Postpartum hemorrhage is defined as a loss of blood in the postpartum period of more than 500 mL. The average, spontaneous vaginal birth will typically have a 500 mL blood loss. In cesarean births the average blood loss rises to 800-1000 mL. There is a greater risk of hemorrhage in the first 24 hours after the birth, called primary postpartum hemorrhage. A secondary hemorrhage occurs after the first 24 hours of birth. In the majority of cases the cause of hemorrhage is uterine atony, meaning that the uterus is not contracting enough to control the bleeding at the placental site. Other reasons for a hemorrhage would include retained placental fragments (possibly including a placenta accreta), trauma of some form, like a cervical laceration, uterine inversion or even uterine rupture, and clotting disorders.
Common Signs and Symptoms:
- uncontrolled bleeding
- decreased blood pressure
- increased heart rate
- decrease in the red blood cell count (hematocrit)
- swelling and pain in tissues in the vaginal and perineal area
Conditions that may increase the risk for postpartum hemorrhage include the following:
- placental abruption – the early detachment of the placenta from the uterus.
- placenta previa – the placenta covers or is near the cervical opening.
- overdistended uterus – excessive enlargement of the uterus due to too much amniotic fluid or a large baby, especially with birthweight over 4,000 grams (8.8 pounds).
- multiple pregnancy – more than one placenta and overdistention of the uterus.
- pregnancy-induced hypertension (PIH) – high blood pressure of pregnancy.
- having many previous births
- prolonged labor
- medications to induce labor

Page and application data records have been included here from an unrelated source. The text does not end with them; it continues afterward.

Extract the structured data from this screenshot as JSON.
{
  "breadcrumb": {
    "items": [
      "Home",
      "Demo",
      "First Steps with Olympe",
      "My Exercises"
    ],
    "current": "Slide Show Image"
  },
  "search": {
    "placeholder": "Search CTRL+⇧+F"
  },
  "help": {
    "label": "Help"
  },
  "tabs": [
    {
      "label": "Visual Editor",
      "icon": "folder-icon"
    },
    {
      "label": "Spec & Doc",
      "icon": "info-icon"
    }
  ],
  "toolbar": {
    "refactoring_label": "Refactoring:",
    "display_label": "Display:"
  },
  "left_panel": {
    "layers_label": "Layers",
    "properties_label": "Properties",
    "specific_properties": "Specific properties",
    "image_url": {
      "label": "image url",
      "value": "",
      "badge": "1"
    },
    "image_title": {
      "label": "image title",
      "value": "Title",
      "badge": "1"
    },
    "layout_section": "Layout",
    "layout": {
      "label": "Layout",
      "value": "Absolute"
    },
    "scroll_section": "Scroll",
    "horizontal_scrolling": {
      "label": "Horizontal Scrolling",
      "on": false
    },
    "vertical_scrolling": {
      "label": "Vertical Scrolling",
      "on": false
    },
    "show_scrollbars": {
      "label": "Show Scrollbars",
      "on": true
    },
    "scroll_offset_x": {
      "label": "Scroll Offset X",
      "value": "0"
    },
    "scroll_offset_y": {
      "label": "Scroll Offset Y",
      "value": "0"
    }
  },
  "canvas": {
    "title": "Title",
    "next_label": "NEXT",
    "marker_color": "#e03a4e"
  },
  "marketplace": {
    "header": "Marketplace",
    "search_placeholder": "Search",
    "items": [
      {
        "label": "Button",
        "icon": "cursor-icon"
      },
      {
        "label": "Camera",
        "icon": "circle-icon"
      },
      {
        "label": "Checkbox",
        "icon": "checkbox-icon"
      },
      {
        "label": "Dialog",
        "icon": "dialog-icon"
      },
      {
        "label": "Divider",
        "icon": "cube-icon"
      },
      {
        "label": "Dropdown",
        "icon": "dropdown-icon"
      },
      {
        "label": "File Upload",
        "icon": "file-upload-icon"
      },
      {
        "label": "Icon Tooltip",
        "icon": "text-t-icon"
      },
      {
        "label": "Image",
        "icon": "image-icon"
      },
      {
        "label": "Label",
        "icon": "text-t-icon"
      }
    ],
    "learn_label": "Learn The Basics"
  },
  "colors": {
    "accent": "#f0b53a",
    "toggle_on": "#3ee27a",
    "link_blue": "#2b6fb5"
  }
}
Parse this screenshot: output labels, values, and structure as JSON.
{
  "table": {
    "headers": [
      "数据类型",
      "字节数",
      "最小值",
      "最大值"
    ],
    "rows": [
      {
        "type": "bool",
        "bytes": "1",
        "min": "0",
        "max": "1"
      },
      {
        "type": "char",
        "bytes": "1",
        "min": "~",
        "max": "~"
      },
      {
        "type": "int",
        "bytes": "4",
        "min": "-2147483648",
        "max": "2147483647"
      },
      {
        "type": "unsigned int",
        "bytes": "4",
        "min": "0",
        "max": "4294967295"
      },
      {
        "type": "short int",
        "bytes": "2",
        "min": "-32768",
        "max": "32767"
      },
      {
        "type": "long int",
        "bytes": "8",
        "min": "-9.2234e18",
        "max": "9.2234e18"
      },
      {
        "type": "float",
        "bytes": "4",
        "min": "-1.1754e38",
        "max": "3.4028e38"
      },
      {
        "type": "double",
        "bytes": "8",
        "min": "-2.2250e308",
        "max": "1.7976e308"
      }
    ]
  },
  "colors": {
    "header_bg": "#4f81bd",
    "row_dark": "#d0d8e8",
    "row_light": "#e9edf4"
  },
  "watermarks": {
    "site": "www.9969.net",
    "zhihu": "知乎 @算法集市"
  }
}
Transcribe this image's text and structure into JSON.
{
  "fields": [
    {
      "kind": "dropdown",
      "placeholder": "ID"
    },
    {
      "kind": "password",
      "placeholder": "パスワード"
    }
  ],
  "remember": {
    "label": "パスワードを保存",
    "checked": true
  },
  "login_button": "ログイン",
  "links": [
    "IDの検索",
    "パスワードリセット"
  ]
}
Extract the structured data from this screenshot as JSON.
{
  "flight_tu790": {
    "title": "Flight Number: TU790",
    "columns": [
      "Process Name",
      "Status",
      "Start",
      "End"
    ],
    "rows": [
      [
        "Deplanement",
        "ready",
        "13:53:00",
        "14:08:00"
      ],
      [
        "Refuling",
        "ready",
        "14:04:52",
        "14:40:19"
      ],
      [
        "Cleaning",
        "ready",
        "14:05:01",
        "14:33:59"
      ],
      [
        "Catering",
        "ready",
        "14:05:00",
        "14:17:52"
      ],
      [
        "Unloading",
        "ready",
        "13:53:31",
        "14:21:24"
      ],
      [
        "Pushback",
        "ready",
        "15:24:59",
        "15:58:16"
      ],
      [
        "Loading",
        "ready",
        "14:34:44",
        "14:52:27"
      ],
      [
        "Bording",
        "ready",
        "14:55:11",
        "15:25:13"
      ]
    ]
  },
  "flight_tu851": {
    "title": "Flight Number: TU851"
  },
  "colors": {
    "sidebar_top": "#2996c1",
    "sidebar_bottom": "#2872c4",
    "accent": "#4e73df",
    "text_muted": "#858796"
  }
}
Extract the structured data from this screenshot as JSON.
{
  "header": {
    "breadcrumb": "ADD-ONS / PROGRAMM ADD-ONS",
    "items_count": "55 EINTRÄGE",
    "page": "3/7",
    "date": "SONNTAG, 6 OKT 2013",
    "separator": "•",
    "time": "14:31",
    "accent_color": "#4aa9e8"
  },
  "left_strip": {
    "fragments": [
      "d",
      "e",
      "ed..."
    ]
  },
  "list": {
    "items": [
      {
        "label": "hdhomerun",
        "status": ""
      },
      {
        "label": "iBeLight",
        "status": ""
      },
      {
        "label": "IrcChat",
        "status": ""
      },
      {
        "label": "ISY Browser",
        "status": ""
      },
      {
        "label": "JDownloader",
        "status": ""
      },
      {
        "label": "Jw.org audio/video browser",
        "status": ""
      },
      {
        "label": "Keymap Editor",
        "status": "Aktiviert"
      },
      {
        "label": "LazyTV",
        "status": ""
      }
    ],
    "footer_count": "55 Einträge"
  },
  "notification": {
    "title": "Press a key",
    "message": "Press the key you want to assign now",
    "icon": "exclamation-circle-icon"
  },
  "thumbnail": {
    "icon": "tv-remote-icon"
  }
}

- medications to stop contractions (for preterm labor)
- use of forceps or vacuum-assisted delivery
- general anesthesia
NCP – Postpartum Hemorrhage